After a period of withdrawal from the U.S. military, a series of terrorist attacks refocused U.S. attention back to the region. The first attack occurred in 1998, when the terrorist group al-Qaeda, led by Osama bin Laden, claimed responsibility for two bombings on the U.S. embassies in Kenya and Tanzania that left 224 people dead, twelve of whom were Americans. Though occurring on U.S. soil and not in sub-Saharan Africa, the 9/11 attacks resulted in renewed U.S. interest in the region, because groups related to al-Qaeda, like the self-proclaimed Islamic State and al-Shabab, operated freely in the region. To address this threat, the George W. Bush administration created the U.S. Africa Command (AFRICOM), which covers all African countries except Egypt. The number of troops on the ground quietly grew under the Trump administration to ninety-six operations active in more than twenty countries. Aiming to limit the influence of Islamist militant groups in the region, the United States trains and supports troops from several countries, and uses private military contractors to combat terrorists operating out of sub-Saharan Africa.

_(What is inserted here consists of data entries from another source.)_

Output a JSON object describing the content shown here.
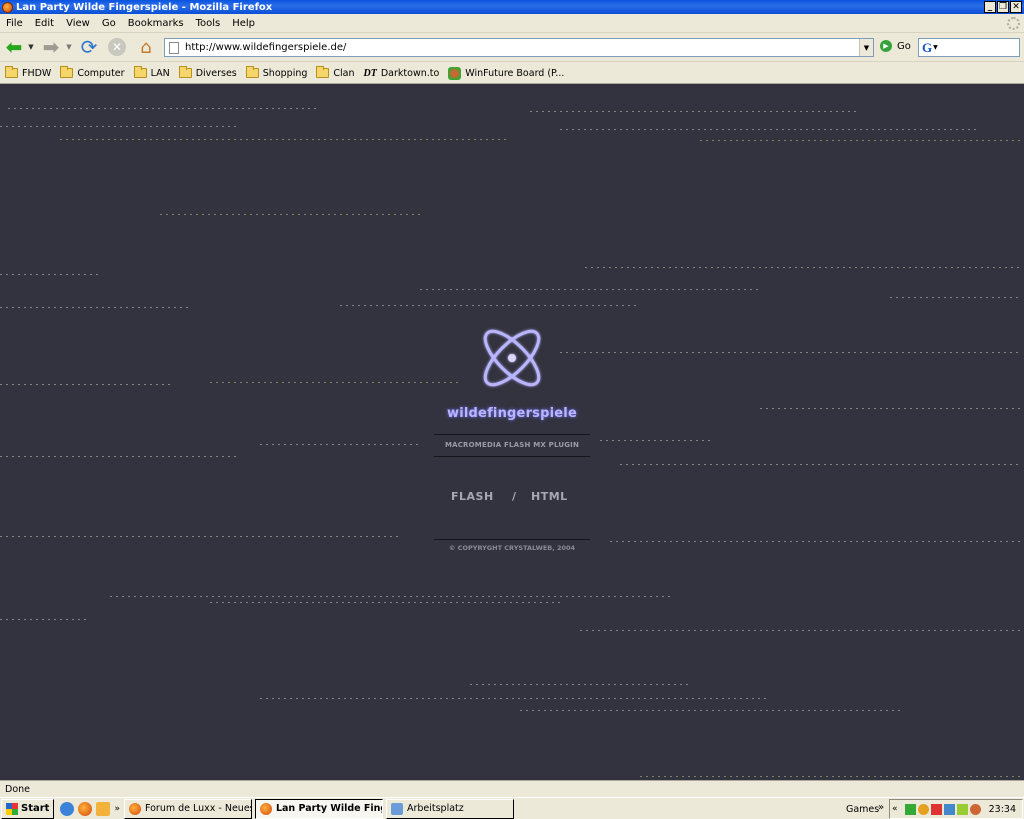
{
  "window": {
    "title": "Lan Party Wilde Fingerspiele - Mozilla Firefox",
    "minimize": "_",
    "restore": "❐",
    "close": "✕"
  },
  "menu": [
    "File",
    "Edit",
    "View",
    "Go",
    "Bookmarks",
    "Tools",
    "Help"
  ],
  "toolbar": {
    "url": "http://www.wildefingerspiele.de/",
    "go_label": "Go",
    "search_engine_glyph": "G",
    "icons": {
      "back": "arrow-left-icon",
      "forward": "arrow-right-icon",
      "reload": "reload-icon",
      "stop": "stop-icon",
      "home": "home-icon"
    }
  },
  "bookmarks": [
    {
      "label": "FHDW",
      "icon": "folder"
    },
    {
      "label": "Computer",
      "icon": "folder"
    },
    {
      "label": "LAN",
      "icon": "folder"
    },
    {
      "label": "Diverses",
      "icon": "folder"
    },
    {
      "label": "Shopping",
      "icon": "folder"
    },
    {
      "label": "Clan",
      "icon": "folder"
    },
    {
      "label": "Darktown.to",
      "icon": "dt"
    },
    {
      "label": "WinFuture Board (P...",
      "icon": "wf"
    }
  ],
  "site": {
    "name": "wildefingerspiele",
    "plugin": "MACROMEDIA FLASH MX PLUGIN",
    "flash_link": "FLASH",
    "separator": "/",
    "html_link": "HTML",
    "copyright": "© COPYRYGHT CRYSTALWEB, 2004",
    "colors": {
      "background": "#33333f",
      "logo": "#b9b6ff",
      "text": "#a7a7b2"
    }
  },
  "status": {
    "text": "Done"
  },
  "taskbar": {
    "start_label": "Start",
    "tasks": [
      {
        "label": "Forum de Luxx - Neues T...",
        "active": false
      },
      {
        "label": "Lan Party Wilde Finge...",
        "active": true
      },
      {
        "label": "Arbeitsplatz",
        "active": false
      }
    ],
    "games_label": "Games",
    "chevron": "»",
    "clock": "23:34"
  }
}
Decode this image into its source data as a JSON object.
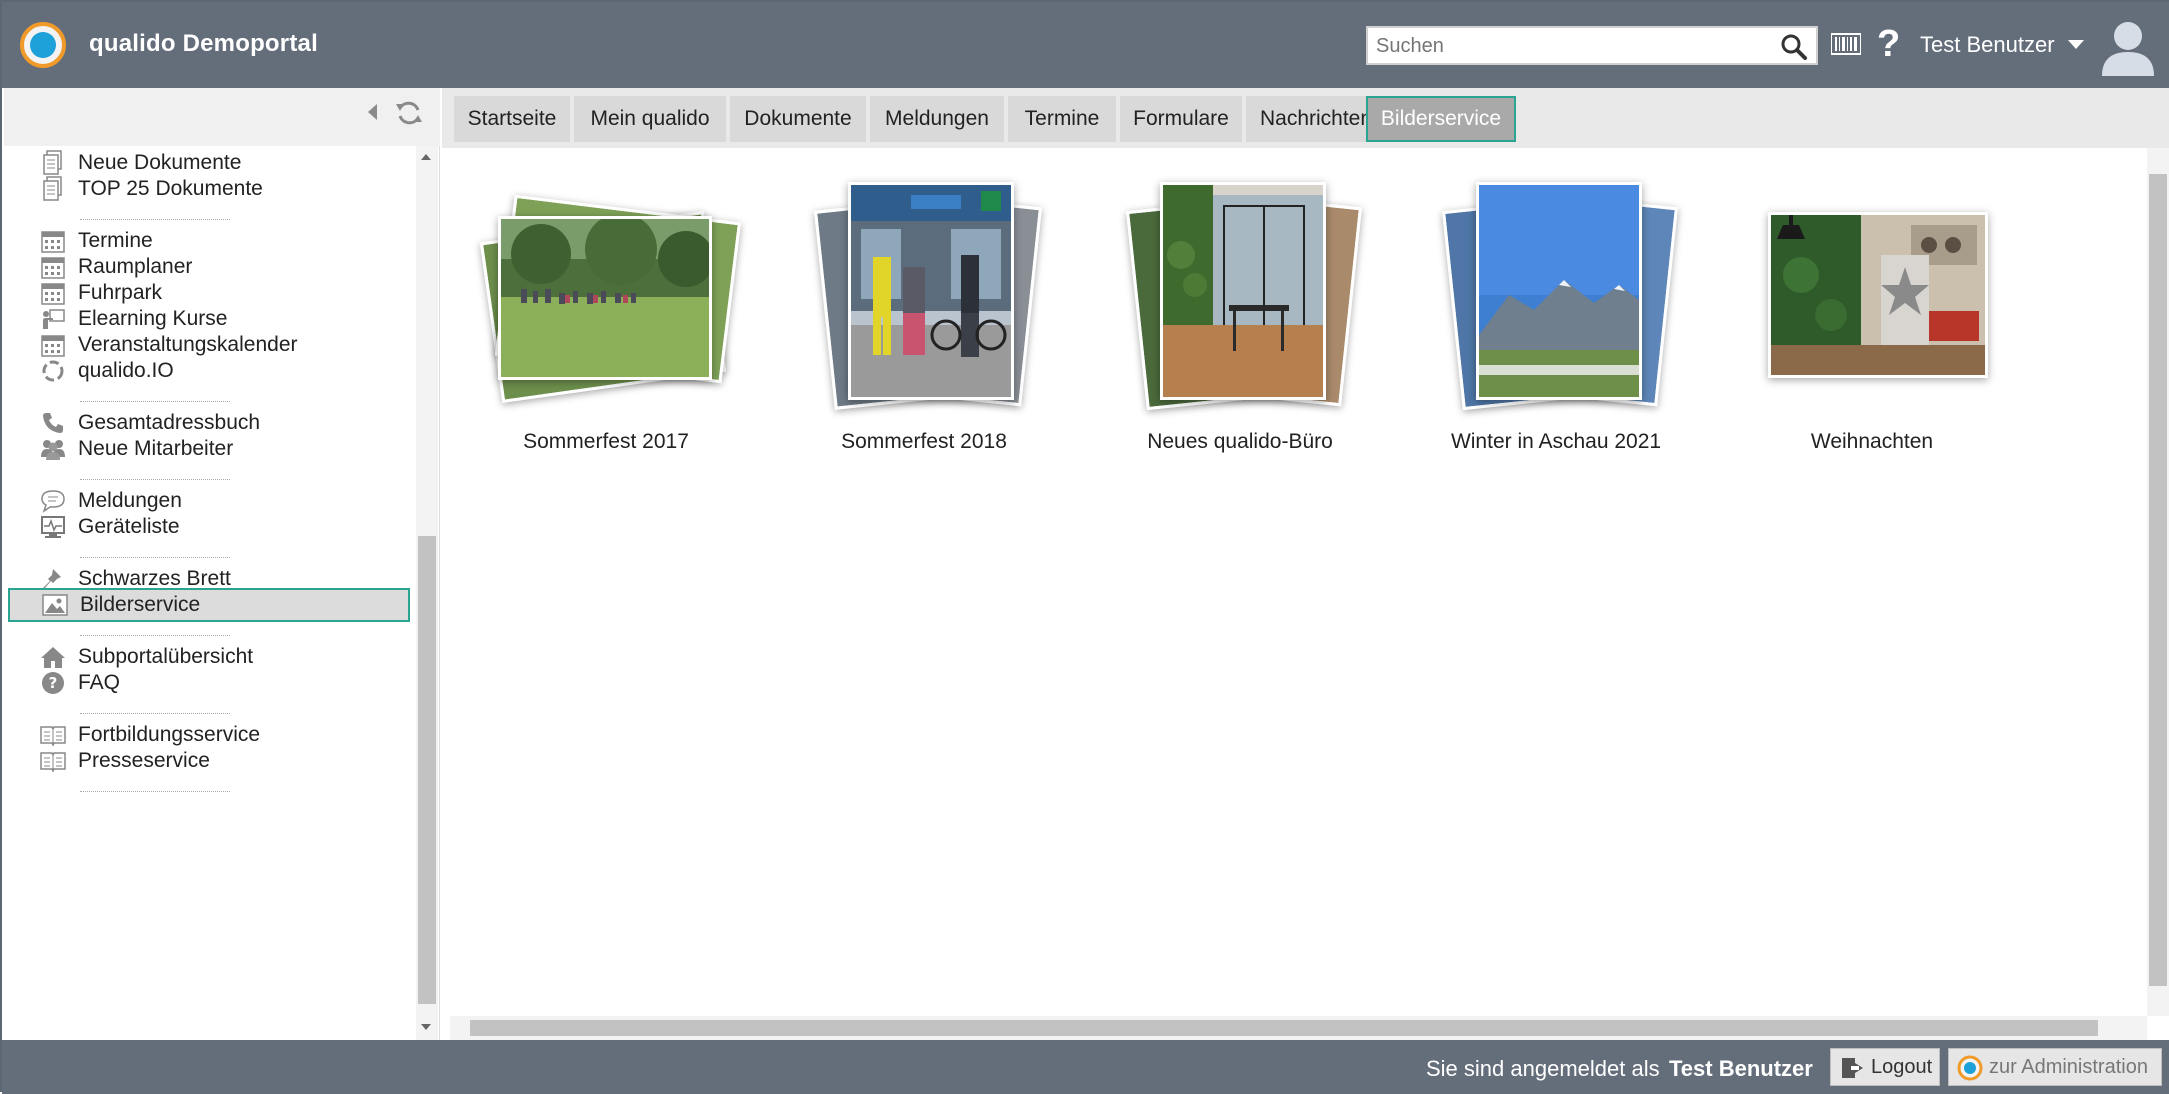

Bush Administration Increases Health Aid
In addition to a new military focus in the region, the George W. Bush Administration brought a renewed interest in global health spending in sub-Saharan Africa, which shoulders most of the world’s health challenges. In 2003, President Bush founded the President’s Emergency Plan for AIDS Relief (PEPFAR), implemented by the United States Agency for International Development (USAID), which deploys financial, technical, and material assistance to countries in Africa and around the world. Hailed by many academics and government officials as a success, PEPFAR has provided HIV/AIDS treatment to roughly fourteen million people across the region, saving millions of lives and helping to combat the epidemic. Another independent USAID agency known as the Millennium Challenge Corporation focuses on long-term economic growth, and works with a handful of countries in the region.